But, there is one park that is often (unfairly) overlooked: Richmond Park in deep West London.
Whilst it is situated a fair way out of the city centre, Richmond Park is one of the largest parks in London and promises a natural area full to the brim with botanic gardens, swathes of open fields, and most distinctly, wild deer. Below is everything you need to know about Richmond Park to make the most out of your visit to London this summer.
History of Richmond Park
Based in the London Borough of the same name, Richmond Park was designed by Charles I in the 17th century as a deer park for private hunting. In a bid to escape an outbreak of the plague in the centre of the city, Charles I retreated his court to Richmond Palace and built Richmond Park, or the king’s New Park as it was known then.
Introducing red and fallow deer to the park, the area became a hunting ground and private gardens for the monarchy. Since then, a whole host of alterations have been built into the 2000 acre space and since the reign of Edward VII’s reign, it has been fully open to the public.

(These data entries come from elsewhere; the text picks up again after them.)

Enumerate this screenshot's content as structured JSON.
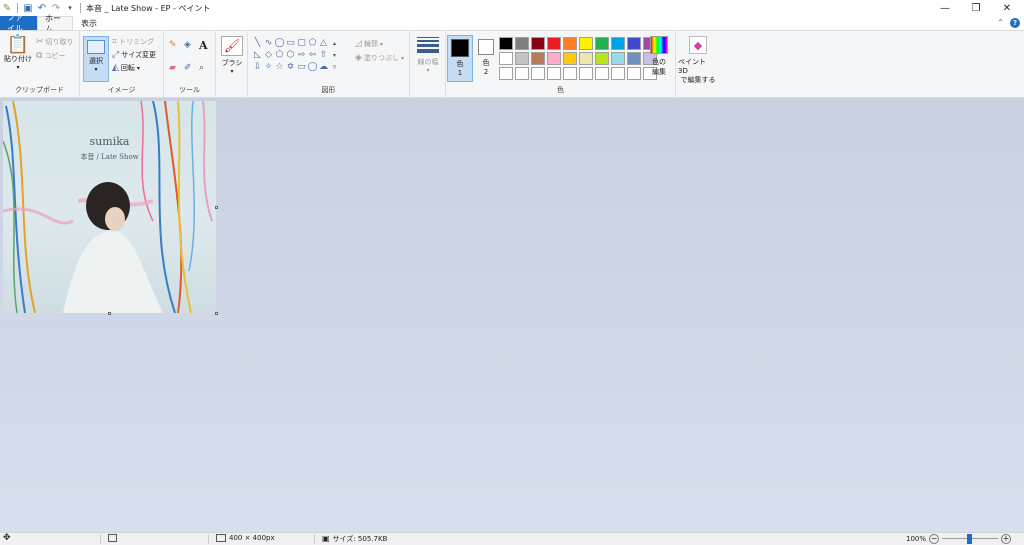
{
  "window": {
    "title": "本音 _ Late Show - EP - ペイント",
    "quick_access_menu": "▾"
  },
  "tabs": {
    "file": "ファイル",
    "home": "ホーム",
    "view": "表示"
  },
  "ribbon": {
    "clipboard": {
      "label": "クリップボード",
      "paste": "貼り付け",
      "cut": "切り取り",
      "copy": "コピー"
    },
    "image": {
      "label": "イメージ",
      "select": "選択",
      "crop": "トリミング",
      "resize": "サイズ変更",
      "rotate": "回転"
    },
    "tools": {
      "label": "ツール"
    },
    "brushes": {
      "label": "ブラシ"
    },
    "shapes": {
      "label": "図形",
      "outline": "輪郭",
      "fill": "塗りつぶし"
    },
    "size": {
      "label": "線の幅"
    },
    "colors": {
      "label": "色",
      "color1": "色",
      "color1_num": "1",
      "color2": "色",
      "color2_num": "2",
      "edit_colors_1": "色の",
      "edit_colors_2": "編集",
      "paint3d_1": "ペイント 3D",
      "paint3d_2": "で編集する",
      "color1_value": "#000000",
      "color2_value": "#ffffff",
      "palette": [
        "#000000",
        "#7f7f7f",
        "#880015",
        "#ed1c24",
        "#ff7f27",
        "#fff200",
        "#22b14c",
        "#00a2e8",
        "#3f48cc",
        "#a349a4",
        "#ffffff",
        "#c3c3c3",
        "#b97a57",
        "#ffaec9",
        "#ffc90e",
        "#efe4b0",
        "#b5e61d",
        "#99d9ea",
        "#7092be",
        "#c8bfe7",
        "#ffffff",
        "#ffffff",
        "#ffffff",
        "#ffffff",
        "#ffffff",
        "#ffffff",
        "#ffffff",
        "#ffffff",
        "#ffffff",
        "#ffffff"
      ]
    }
  },
  "canvas_image": {
    "artist": "sumika",
    "album": "本音 / Late Show"
  },
  "status": {
    "dimensions": "400 × 400px",
    "size": "サイズ: 505.7KB",
    "zoom": "100%"
  }
}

The Isabella Plantation was introduced to the park in the early 19th century, when Lord Sidmouth, the parks ranger fenced off an area of the park to keep out deer.
Since then, the boggy closed off space has been used to cultivate a wide range of plant species, including a whole host of rhododendron bushes. This closed off area of the park is open to the public throughout the day and offers up an intimate garden for the public to enjoy.
King Henry’s Mound
Offering up a stunning view of the city of London, King Henry’s Mound is a large hill dating back to the Neolithic period. Legend has it that King Henry’s Mound was used as a vantage point during the execution of Anne Boleyn. Hey ex-husband and famous Tudor King used the mound to watch for a sign that the deed was done, thus allowing him to marry his third wife Jane Seymour.
Wildlife of Richmond Park
Richmond acts as a refuge for a whole host of wild animals. Alongside around 200 deer, the park hosts snakes, rabbits, frogs, toads and many other wild British animals, making it an important wildlife enclave in the much urbanised West London area. With charities and trusts aiding to upkeep the park, the protected area has become a London nature lovers dream.
Getting to Richmond Park
If you’re travelling to Richmond Park from the Park Grand London Heathrow Hotel, Richmond Park is incredibly easy to reach via train from Hounslow to Richmond Station, taking just 15 minutes. If you are travelling to Richmond Park from the centre of the city, then take the district line from Embankment Station to Richmond, all in all about a half hour trip.